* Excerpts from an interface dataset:
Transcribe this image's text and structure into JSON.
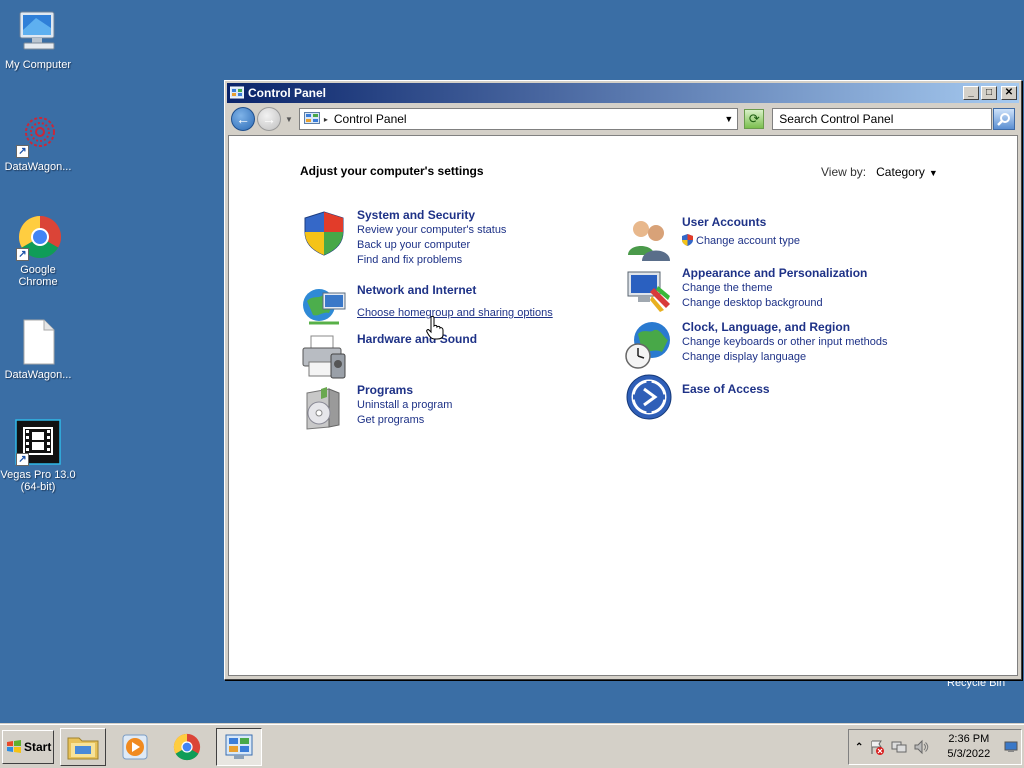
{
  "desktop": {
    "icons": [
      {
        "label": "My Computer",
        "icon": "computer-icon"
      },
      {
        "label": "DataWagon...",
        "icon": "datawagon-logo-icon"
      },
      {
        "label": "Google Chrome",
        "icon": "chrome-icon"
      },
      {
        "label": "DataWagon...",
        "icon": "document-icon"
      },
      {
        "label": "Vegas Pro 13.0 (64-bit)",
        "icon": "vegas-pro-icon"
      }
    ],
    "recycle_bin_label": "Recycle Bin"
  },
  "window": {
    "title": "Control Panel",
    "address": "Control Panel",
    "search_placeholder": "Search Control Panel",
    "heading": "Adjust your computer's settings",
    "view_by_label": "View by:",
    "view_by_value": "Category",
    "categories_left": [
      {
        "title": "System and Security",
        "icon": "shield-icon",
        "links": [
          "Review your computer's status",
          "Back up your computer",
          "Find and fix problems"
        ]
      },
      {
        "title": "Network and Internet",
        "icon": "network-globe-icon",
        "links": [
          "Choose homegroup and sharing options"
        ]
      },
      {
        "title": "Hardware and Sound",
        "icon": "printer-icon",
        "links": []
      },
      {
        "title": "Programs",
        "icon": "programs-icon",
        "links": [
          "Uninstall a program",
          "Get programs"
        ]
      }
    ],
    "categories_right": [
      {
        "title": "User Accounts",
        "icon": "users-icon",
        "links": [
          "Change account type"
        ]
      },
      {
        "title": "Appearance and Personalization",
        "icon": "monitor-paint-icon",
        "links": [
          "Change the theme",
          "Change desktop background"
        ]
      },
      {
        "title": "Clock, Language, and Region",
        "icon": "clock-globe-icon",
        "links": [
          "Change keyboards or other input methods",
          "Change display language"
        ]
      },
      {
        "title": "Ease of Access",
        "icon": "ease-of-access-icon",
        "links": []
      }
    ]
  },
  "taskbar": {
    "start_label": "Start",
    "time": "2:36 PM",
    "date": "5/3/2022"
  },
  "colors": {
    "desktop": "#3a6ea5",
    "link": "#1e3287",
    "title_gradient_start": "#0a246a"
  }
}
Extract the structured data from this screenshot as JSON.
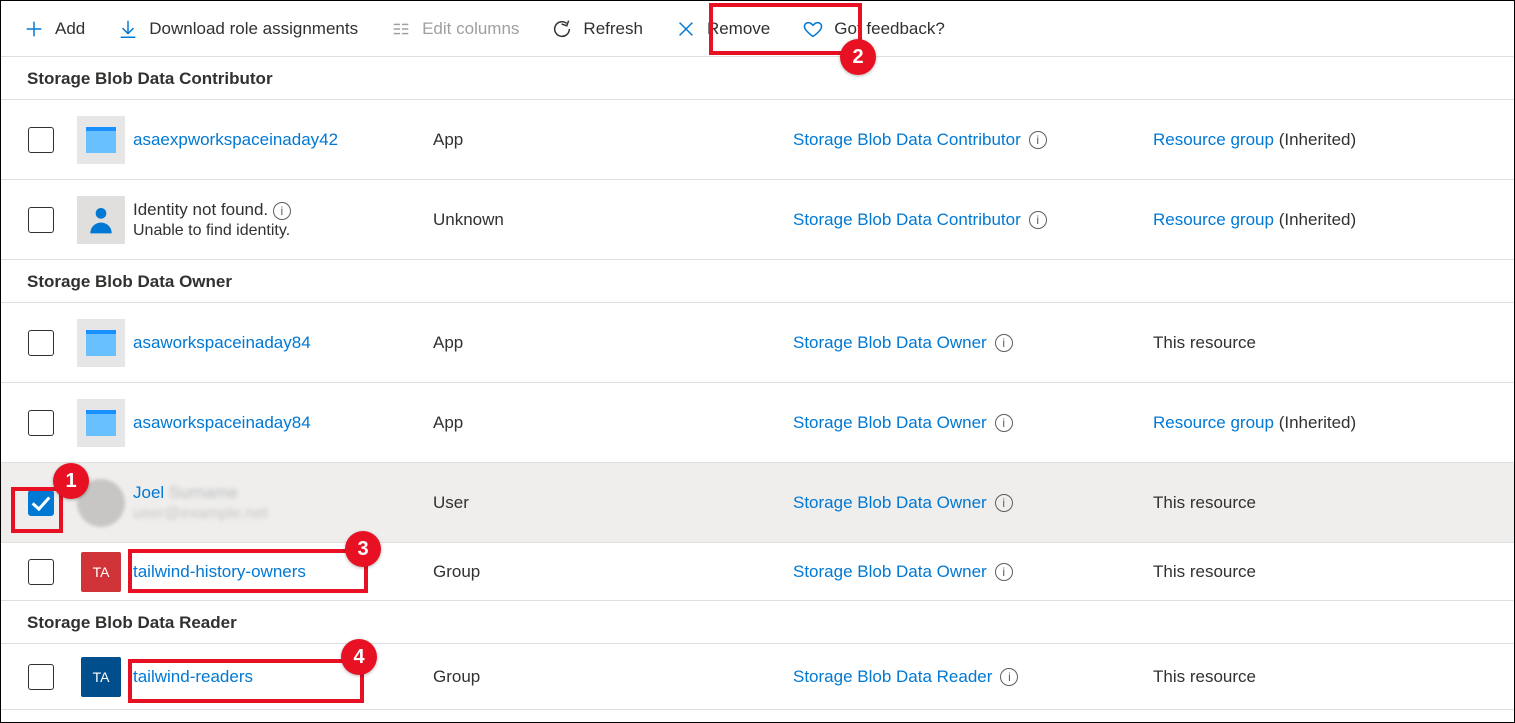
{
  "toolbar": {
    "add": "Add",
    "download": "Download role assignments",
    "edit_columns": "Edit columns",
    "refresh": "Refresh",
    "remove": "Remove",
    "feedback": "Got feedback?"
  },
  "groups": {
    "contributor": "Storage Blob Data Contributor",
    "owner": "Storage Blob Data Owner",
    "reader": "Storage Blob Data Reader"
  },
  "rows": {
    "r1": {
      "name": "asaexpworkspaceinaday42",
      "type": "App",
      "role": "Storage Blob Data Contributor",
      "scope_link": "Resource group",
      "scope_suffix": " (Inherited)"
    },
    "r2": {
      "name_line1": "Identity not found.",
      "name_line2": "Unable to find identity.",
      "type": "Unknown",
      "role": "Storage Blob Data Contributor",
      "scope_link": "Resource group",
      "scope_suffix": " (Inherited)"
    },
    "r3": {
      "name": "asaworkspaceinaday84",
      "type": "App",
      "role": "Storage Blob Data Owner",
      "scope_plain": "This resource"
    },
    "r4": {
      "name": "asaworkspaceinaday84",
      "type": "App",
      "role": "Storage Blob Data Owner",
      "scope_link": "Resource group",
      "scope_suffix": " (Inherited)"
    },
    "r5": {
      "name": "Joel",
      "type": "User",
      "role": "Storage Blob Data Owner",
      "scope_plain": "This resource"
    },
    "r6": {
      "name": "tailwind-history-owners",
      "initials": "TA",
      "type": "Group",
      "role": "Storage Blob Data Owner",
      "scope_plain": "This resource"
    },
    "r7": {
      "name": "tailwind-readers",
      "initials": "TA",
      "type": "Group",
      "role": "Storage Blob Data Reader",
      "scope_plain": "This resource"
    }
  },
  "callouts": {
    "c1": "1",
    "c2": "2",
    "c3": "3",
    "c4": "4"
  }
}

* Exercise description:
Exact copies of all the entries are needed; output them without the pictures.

* Response to this task:
Transcribe this image's text and structure into JSON.
{
  "desktop": {
    "icons": [
      {
        "label": "My Computer",
        "icon": "computer-icon"
      },
      {
        "label": "DataWagon...",
        "icon": "datawagon-logo-icon"
      },
      {
        "label": "Google Chrome",
        "icon": "chrome-icon"
      },
      {
        "label": "DataWagon...",
        "icon": "document-icon"
      },
      {
        "label": "Vegas Pro 13.0 (64-bit)",
        "icon": "vegas-pro-icon"
      }
    ],
    "recycle_bin_label": "Recycle Bin"
  },
  "window": {
    "title": "Control Panel",
    "address": "Control Panel",
    "search_placeholder": "Search Control Panel",
    "heading": "Adjust your computer's settings",
    "view_by_label": "View by:",
    "view_by_value": "Category",
    "categories_left": [
      {
        "title": "System and Security",
        "icon": "shield-icon",
        "links": [
          "Review your computer's status",
          "Back up your computer",
          "Find and fix problems"
        ]
      },
      {
        "title": "Network and Internet",
        "icon": "network-globe-icon",
        "links": [
          "Choose homegroup and sharing options"
        ]
      },
      {
        "title": "Hardware and Sound",
        "icon": "printer-icon",
        "links": []
      },
      {
        "title": "Programs",
        "icon": "programs-icon",
        "links": [
          "Uninstall a program",
          "Get programs"
        ]
      }
    ],
    "categories_right": [
      {
        "title": "User Accounts",
        "icon": "users-icon",
        "links": [
          "Change account type"
        ]
      },
      {
        "title": "Appearance and Personalization",
        "icon": "monitor-paint-icon",
        "links": [
          "Change the theme",
          "Change desktop background"
        ]
      },
      {
        "title": "Clock, Language, and Region",
        "icon": "clock-globe-icon",
        "links": [
          "Change keyboards or other input methods",
          "Change display language"
        ]
      },
      {
        "title": "Ease of Access",
        "icon": "ease-of-access-icon",
        "links": []
      }
    ]
  },
  "taskbar": {
    "start_label": "Start",
    "time": "2:36 PM",
    "date": "5/3/2022"
  },
  "colors": {
    "desktop": "#3a6ea5",
    "link": "#1e3287",
    "title_gradient_start": "#0a246a"
  }
}
Extract the structured data from this screenshot as JSON.
{
  "toolbar": {
    "add": "Add",
    "download": "Download role assignments",
    "edit_columns": "Edit columns",
    "refresh": "Refresh",
    "remove": "Remove",
    "feedback": "Got feedback?"
  },
  "groups": {
    "contributor": "Storage Blob Data Contributor",
    "owner": "Storage Blob Data Owner",
    "reader": "Storage Blob Data Reader"
  },
  "rows": {
    "r1": {
      "name": "asaexpworkspaceinaday42",
      "type": "App",
      "role": "Storage Blob Data Contributor",
      "scope_link": "Resource group",
      "scope_suffix": " (Inherited)"
    },
    "r2": {
      "name_line1": "Identity not found.",
      "name_line2": "Unable to find identity.",
      "type": "Unknown",
      "role": "Storage Blob Data Contributor",
      "scope_link": "Resource group",
      "scope_suffix": " (Inherited)"
    },
    "r3": {
      "name": "asaworkspaceinaday84",
      "type": "App",
      "role": "Storage Blob Data Owner",
      "scope_plain": "This resource"
    },
    "r4": {
      "name": "asaworkspaceinaday84",
      "type": "App",
      "role": "Storage Blob Data Owner",
      "scope_link": "Resource group",
      "scope_suffix": " (Inherited)"
    },
    "r5": {
      "name": "Joel",
      "type": "User",
      "role": "Storage Blob Data Owner",
      "scope_plain": "This resource"
    },
    "r6": {
      "name": "tailwind-history-owners",
      "initials": "TA",
      "type": "Group",
      "role": "Storage Blob Data Owner",
      "scope_plain": "This resource"
    },
    "r7": {
      "name": "tailwind-readers",
      "initials": "TA",
      "type": "Group",
      "role": "Storage Blob Data Reader",
      "scope_plain": "This resource"
    }
  },
  "callouts": {
    "c1": "1",
    "c2": "2",
    "c3": "3",
    "c4": "4"
  }
}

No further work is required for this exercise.